Financial experts say if Bridgeport stays on its current path, the city will be bankrupt within a few years.
The city’s future is in the hands of elected officials who still may have time – if they act quickly – to prevent the worst from happening.
Consider what happens when a city goes bankrupt.
- Children suffer – Schools lay off teachers and cut budgets for supplies. Extra-curricular activities are eliminated. Libraries close. Parks are not maintained and recreational activities are suspended. Kids with too much free time have no safe place to go.
- Parents suffer – They work harder and harder to make ends meet and keep a roof over the family’s head. They worry their children aren’t safe. They deal with the stress and anxiety that come with feeling insecure.
- Seniors suffer – Retired city workers see their pensions and health care benefits cut. Retired homeowners on fixed incomes can’t afford tax increases, even if their mortgages are paid off. Every day brings painful choices between paying the bills and buying food or medicine.
- City employees suffer – Many lose their jobs. Those who remain face pay cuts and worse. Morale is low as public servants feel pressured to work harder and do more with less, while facing angry citizen complaints about deteriorated services.
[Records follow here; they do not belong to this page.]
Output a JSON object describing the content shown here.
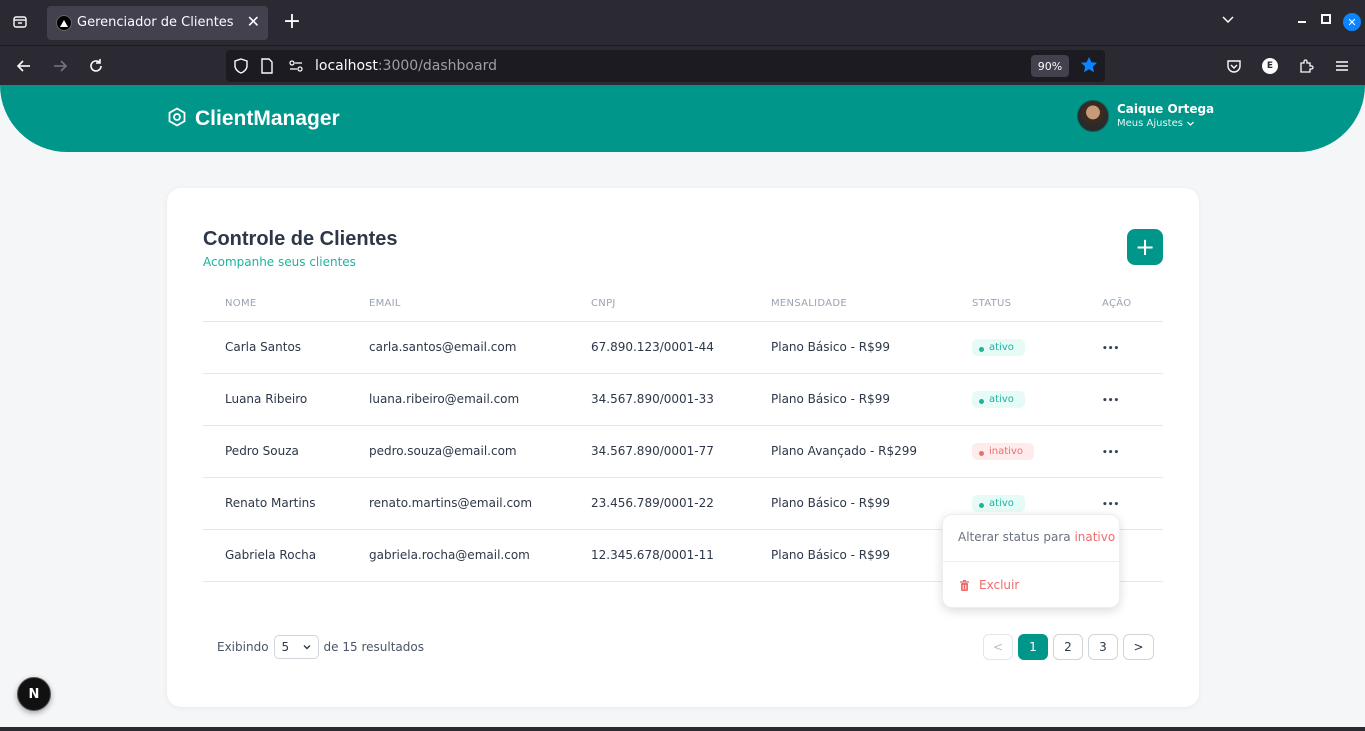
{
  "browser": {
    "tab_title": "Gerenciador de Clientes",
    "tab_close": "✕",
    "new_tab": "+",
    "url_host": "localhost",
    "url_rest": ":3000/dashboard",
    "zoom": "90%",
    "ext_e": "E"
  },
  "header": {
    "brand": "ClientManager",
    "user_name": "Caique Ortega",
    "user_settings": "Meus Ajustes"
  },
  "card": {
    "title": "Controle de Clientes",
    "subtitle": "Acompanhe seus clientes",
    "add_label": "+"
  },
  "table": {
    "headers": [
      "NOME",
      "EMAIL",
      "CNPJ",
      "MENSALIDADE",
      "STATUS",
      "AÇÃO"
    ],
    "rows": [
      {
        "name": "Carla Santos",
        "email": "carla.santos@email.com",
        "cnpj": "67.890.123/0001-44",
        "plan": "Plano Básico - R$99",
        "status": "ativo"
      },
      {
        "name": "Luana Ribeiro",
        "email": "luana.ribeiro@email.com",
        "cnpj": "34.567.890/0001-33",
        "plan": "Plano Básico - R$99",
        "status": "ativo"
      },
      {
        "name": "Pedro Souza",
        "email": "pedro.souza@email.com",
        "cnpj": "34.567.890/0001-77",
        "plan": "Plano Avançado - R$299",
        "status": "inativo"
      },
      {
        "name": "Renato Martins",
        "email": "renato.martins@email.com",
        "cnpj": "23.456.789/0001-22",
        "plan": "Plano Básico - R$99",
        "status": "ativo"
      },
      {
        "name": "Gabriela Rocha",
        "email": "gabriela.rocha@email.com",
        "cnpj": "12.345.678/0001-11",
        "plan": "Plano Básico - R$99",
        "status": ""
      }
    ],
    "action_glyph": "•••"
  },
  "dropdown": {
    "change_status_prefix": "Alterar status para ",
    "change_status_value": "inativo",
    "delete_label": "Excluir"
  },
  "footer": {
    "showing_label": "Exibindo",
    "page_size": "5",
    "results_label": "de 15 resultados",
    "prev": "<",
    "pages": [
      "1",
      "2",
      "3"
    ],
    "next": ">"
  },
  "next_badge": "N",
  "colors": {
    "accent": "#00968a",
    "active": "#1eb39f",
    "inactive": "#f06b6b"
  }
}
- Crime rises, threats increase – Citizens wait longer for police, firefighters and paramedics to respond to calls. Ambulances stop working. Broken streetlights do not get repaired. Abandoned buildings attract crime and disorder. Hopelessness leads to more drug and alcohol abuse.
- Businesses suffer – People have less money to spend so local businesses struggle to stay afloat. When businesses close, people lose jobs and buildings sit empty. There are fewer city employees to process paperwork so it takes forever to obtain a business license, file a zoning request or pay a fee. New businesses avoid the city. The downward spiral continues.
- Brain drain and talent flight – Well-to-do homeowners sell their properties, cut their losses, and move away. Highly skilled and valuable city employees depart for better jobs. Those who remain tend to be the ones who weren’t so fortunate to begin with and have less to offer now.
- The poor get poorer – Because a crisis always hits the most vulnerable people the hardest. Citizens living paycheck-to-paycheck are pushed into homelessness when they lose their jobs. More people in need and fewer city services mean less support for families struggling to feed young children.
- The sick get sicker – Clinics close. Restaurant health inspections are reduced. Uncollected garbage and neglected properties harbor rats and stray animals that are vectors for disease. Poor nutrition and inadequate health care make people more susceptible to illness, especially children, the elderly and the poor. Health problems left untreated become worse. In extreme cases, people die due to cuts in public health services.
- It’s hard to dig out of the hole – Bankruptcy cuts off a city’s lifeblood by blocking its access to credit. Even after emerging from bankruptcy, the city’s cost to borrow is higher and the stigma of bankruptcy remains. The city is less competitive with other municipalities and is less attractive to new residents or business investment. Progress is jeopardized for many years to come.
To ensure this does not happen in Bridgeport, the state legislature and Gov. Dannel Malloy must pass a law creating an independent financial oversight board. This will help Bridgeport rein in wasteful spending and make constructive changes before things become even more out-of-control.
Waterbury, Hartford and New Haven are also at risk of bankruptcy and could benefit from a financial oversight board created at the state level. New York City and Washington, D.C. are strong cities today because financial oversight boards helped them reorganize in the 1970s, 80s and 90s. Connecticut’s cities deserve the same chance to restructure their finances and begin working toward a brighter future.
Tracy Geoghegan works for Save the Children, a Connecticut-based charity serving vulnerable girls and boys in the United States and 120 countries around the world. She lives in Bridgeport.